### Problem to solve
Whenever a line below includes the string "name", show it.

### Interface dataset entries
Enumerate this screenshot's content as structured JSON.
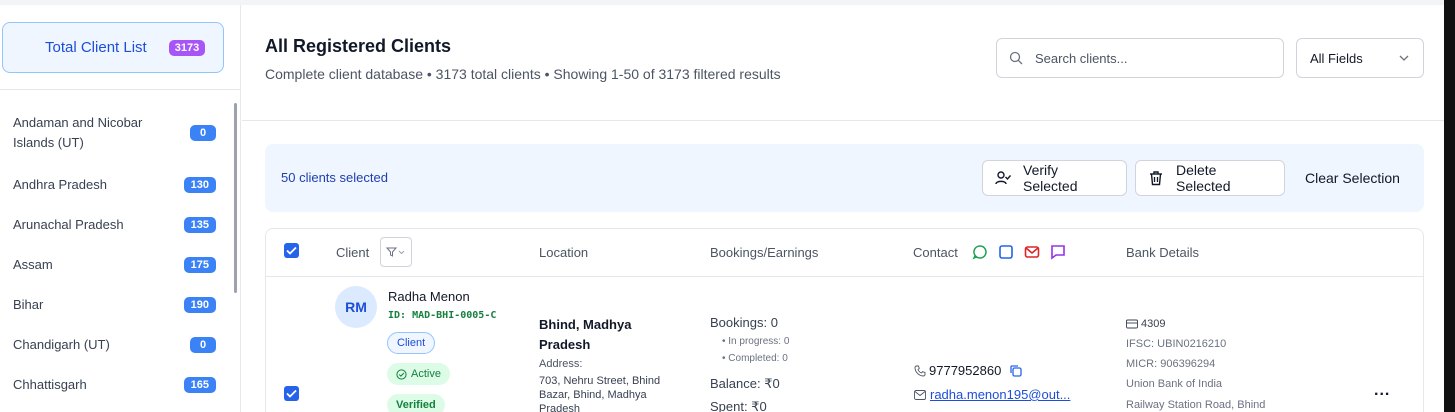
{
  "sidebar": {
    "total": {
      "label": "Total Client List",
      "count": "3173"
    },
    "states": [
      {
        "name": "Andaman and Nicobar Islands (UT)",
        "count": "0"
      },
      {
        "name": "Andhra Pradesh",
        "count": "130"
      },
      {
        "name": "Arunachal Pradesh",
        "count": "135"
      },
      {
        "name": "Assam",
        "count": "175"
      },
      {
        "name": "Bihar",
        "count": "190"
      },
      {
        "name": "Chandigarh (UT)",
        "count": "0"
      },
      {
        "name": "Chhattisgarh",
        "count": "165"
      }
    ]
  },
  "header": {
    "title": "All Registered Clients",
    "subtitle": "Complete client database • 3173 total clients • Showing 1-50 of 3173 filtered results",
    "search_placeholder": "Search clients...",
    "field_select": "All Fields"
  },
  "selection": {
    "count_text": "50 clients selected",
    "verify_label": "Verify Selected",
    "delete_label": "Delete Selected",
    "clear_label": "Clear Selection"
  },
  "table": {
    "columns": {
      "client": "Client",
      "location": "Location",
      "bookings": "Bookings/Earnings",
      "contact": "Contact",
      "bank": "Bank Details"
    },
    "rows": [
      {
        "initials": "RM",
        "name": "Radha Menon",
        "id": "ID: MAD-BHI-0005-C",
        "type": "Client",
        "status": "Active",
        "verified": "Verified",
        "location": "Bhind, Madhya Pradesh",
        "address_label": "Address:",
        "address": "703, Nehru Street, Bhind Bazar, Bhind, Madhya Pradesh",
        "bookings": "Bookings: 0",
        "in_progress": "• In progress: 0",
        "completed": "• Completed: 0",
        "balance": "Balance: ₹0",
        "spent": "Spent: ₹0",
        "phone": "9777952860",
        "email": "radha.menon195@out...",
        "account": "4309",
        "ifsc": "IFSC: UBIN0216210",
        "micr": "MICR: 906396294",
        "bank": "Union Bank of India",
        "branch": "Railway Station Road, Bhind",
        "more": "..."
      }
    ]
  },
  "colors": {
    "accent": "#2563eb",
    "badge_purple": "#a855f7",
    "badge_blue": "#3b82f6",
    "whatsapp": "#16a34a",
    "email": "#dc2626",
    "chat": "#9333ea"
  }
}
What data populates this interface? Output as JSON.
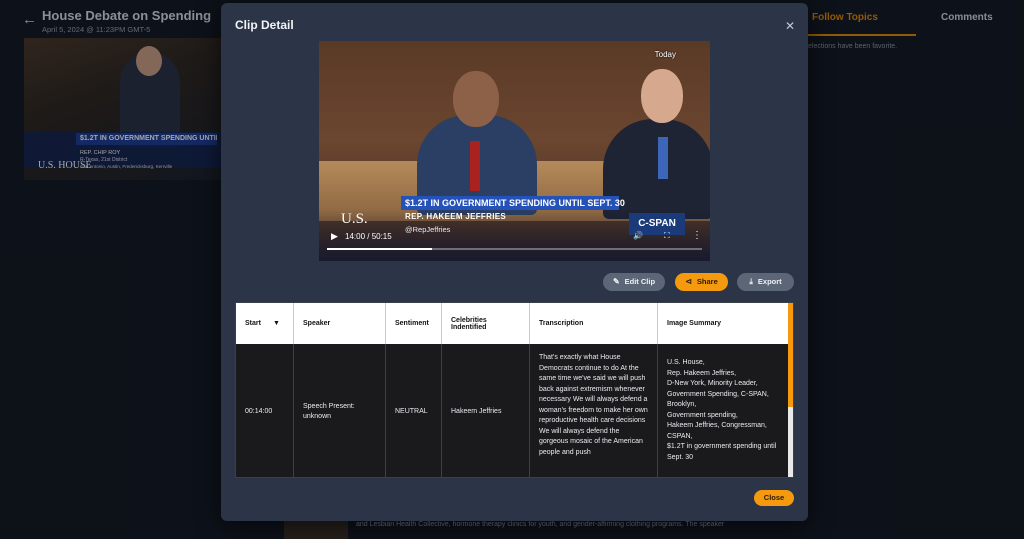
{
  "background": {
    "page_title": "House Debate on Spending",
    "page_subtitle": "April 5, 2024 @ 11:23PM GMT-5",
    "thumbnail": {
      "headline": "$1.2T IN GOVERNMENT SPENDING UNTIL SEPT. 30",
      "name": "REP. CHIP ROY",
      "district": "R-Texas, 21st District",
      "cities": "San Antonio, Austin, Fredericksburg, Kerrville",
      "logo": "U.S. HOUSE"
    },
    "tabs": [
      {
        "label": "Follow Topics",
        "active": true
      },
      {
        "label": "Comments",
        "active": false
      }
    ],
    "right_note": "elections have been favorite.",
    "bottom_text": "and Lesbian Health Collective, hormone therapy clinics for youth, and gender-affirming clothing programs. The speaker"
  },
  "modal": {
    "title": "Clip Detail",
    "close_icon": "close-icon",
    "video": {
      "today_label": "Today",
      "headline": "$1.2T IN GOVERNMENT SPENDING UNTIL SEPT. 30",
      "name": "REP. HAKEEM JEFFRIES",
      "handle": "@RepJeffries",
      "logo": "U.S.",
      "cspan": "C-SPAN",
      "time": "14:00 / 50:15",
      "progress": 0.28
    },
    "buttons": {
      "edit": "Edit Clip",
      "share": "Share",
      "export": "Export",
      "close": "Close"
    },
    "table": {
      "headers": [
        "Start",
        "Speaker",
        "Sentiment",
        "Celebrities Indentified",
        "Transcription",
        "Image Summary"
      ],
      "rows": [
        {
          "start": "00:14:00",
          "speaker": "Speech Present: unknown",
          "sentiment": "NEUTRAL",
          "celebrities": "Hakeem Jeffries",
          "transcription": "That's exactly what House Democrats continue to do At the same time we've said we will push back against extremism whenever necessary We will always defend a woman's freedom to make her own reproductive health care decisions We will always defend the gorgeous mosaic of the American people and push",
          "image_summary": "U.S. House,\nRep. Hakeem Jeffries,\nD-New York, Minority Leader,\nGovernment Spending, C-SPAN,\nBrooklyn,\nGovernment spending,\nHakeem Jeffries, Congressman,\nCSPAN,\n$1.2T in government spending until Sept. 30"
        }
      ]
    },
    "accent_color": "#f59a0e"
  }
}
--
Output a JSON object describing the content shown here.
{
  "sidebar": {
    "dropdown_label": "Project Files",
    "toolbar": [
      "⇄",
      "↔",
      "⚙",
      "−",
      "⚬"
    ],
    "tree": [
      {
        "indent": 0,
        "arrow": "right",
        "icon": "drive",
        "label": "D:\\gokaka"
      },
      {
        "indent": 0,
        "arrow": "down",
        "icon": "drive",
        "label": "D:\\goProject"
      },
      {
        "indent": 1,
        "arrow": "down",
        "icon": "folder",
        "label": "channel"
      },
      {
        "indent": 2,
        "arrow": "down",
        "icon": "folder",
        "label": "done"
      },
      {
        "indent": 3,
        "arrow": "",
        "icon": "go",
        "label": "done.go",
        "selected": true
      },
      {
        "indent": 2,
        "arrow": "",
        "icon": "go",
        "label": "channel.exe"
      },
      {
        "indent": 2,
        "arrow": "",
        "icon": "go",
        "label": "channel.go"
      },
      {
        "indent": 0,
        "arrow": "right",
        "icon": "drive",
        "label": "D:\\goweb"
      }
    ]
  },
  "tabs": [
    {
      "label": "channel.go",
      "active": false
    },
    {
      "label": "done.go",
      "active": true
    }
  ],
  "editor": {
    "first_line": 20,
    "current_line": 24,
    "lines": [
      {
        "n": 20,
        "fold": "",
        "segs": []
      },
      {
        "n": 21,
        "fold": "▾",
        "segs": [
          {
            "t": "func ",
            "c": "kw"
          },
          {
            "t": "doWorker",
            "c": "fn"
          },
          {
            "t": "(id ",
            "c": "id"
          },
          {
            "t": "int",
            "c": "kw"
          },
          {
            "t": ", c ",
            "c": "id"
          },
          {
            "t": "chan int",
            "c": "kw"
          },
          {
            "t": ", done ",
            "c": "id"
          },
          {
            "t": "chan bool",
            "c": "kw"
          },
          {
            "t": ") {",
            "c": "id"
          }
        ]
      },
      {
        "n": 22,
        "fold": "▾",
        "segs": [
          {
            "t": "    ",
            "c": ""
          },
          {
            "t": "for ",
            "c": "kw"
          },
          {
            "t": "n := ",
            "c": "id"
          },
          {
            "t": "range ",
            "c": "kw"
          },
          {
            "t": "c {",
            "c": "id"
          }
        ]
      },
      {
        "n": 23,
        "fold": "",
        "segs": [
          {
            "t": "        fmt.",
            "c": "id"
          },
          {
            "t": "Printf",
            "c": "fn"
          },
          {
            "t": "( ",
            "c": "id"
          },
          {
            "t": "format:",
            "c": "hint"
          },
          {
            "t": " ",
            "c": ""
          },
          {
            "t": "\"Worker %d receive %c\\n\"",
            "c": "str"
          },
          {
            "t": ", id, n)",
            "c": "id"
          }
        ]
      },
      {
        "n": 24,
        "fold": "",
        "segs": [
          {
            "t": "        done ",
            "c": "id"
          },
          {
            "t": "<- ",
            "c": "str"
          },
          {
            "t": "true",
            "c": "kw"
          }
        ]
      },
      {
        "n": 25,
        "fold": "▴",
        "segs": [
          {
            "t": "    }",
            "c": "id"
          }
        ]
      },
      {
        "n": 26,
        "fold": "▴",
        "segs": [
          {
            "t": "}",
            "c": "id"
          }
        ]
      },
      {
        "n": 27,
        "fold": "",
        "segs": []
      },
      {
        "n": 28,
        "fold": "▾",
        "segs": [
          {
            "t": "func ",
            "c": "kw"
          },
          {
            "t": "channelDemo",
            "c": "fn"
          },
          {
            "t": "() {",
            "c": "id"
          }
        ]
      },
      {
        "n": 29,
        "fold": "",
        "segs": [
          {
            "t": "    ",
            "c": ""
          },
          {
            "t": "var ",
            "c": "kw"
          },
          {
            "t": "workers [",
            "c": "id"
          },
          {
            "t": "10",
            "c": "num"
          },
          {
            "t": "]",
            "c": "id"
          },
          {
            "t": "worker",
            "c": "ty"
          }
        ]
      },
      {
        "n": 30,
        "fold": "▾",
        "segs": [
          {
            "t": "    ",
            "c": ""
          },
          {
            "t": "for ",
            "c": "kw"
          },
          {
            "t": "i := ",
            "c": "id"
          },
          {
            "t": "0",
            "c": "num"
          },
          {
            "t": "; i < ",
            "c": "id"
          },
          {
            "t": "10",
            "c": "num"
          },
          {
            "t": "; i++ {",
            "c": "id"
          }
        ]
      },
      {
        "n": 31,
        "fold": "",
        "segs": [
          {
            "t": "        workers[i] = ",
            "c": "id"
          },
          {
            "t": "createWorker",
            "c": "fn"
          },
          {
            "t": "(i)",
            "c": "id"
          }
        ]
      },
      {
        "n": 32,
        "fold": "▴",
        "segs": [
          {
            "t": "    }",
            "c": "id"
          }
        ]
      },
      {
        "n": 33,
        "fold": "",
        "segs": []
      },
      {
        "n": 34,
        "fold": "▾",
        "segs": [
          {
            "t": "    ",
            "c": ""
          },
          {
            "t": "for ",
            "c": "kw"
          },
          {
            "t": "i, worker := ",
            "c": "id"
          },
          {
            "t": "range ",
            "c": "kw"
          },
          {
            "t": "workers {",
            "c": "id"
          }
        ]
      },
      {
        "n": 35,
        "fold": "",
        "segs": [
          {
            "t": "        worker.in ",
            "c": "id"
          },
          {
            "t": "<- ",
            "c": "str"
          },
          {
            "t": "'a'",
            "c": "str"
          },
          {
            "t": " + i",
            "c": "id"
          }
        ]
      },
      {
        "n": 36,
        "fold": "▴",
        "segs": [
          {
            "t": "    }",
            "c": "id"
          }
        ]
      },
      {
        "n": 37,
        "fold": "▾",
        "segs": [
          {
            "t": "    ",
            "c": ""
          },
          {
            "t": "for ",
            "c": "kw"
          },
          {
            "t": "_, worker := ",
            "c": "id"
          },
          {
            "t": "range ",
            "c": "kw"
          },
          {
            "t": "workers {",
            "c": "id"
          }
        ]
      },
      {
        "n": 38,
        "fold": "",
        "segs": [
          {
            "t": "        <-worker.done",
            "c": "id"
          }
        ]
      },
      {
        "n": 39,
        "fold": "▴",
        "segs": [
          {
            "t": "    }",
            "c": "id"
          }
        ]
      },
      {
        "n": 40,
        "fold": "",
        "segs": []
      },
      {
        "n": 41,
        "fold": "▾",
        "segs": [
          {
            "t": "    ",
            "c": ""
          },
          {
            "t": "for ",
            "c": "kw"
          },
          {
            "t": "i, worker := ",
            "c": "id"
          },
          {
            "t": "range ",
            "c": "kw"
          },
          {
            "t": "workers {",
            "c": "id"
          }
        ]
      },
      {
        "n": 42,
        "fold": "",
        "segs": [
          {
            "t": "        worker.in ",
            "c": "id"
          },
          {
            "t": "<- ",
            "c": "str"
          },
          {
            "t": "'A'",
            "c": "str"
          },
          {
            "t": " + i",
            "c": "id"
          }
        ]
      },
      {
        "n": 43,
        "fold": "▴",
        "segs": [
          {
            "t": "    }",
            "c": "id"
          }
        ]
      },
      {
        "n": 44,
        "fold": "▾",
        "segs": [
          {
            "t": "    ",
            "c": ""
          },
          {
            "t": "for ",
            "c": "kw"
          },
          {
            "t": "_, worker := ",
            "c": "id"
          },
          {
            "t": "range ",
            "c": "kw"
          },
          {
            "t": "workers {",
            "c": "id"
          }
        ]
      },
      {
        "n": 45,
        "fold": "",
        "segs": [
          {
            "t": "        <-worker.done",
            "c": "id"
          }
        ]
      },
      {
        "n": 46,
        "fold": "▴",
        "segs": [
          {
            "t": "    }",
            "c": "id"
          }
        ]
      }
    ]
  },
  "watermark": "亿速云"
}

### Reply to the exercise
        "name": "Andaman and Nicobar Islands (UT)",
        "name": "Andhra Pradesh",
        "name": "Arunachal Pradesh",
        "name": "Assam",
        "name": "Bihar",
        "name": "Chandigarh (UT)",
        "name": "Chhattisgarh",
        "name": "Radha Menon",
      "name": "REP. CHIP ROY",
      "name": "REP. HAKEEM JEFFRIES",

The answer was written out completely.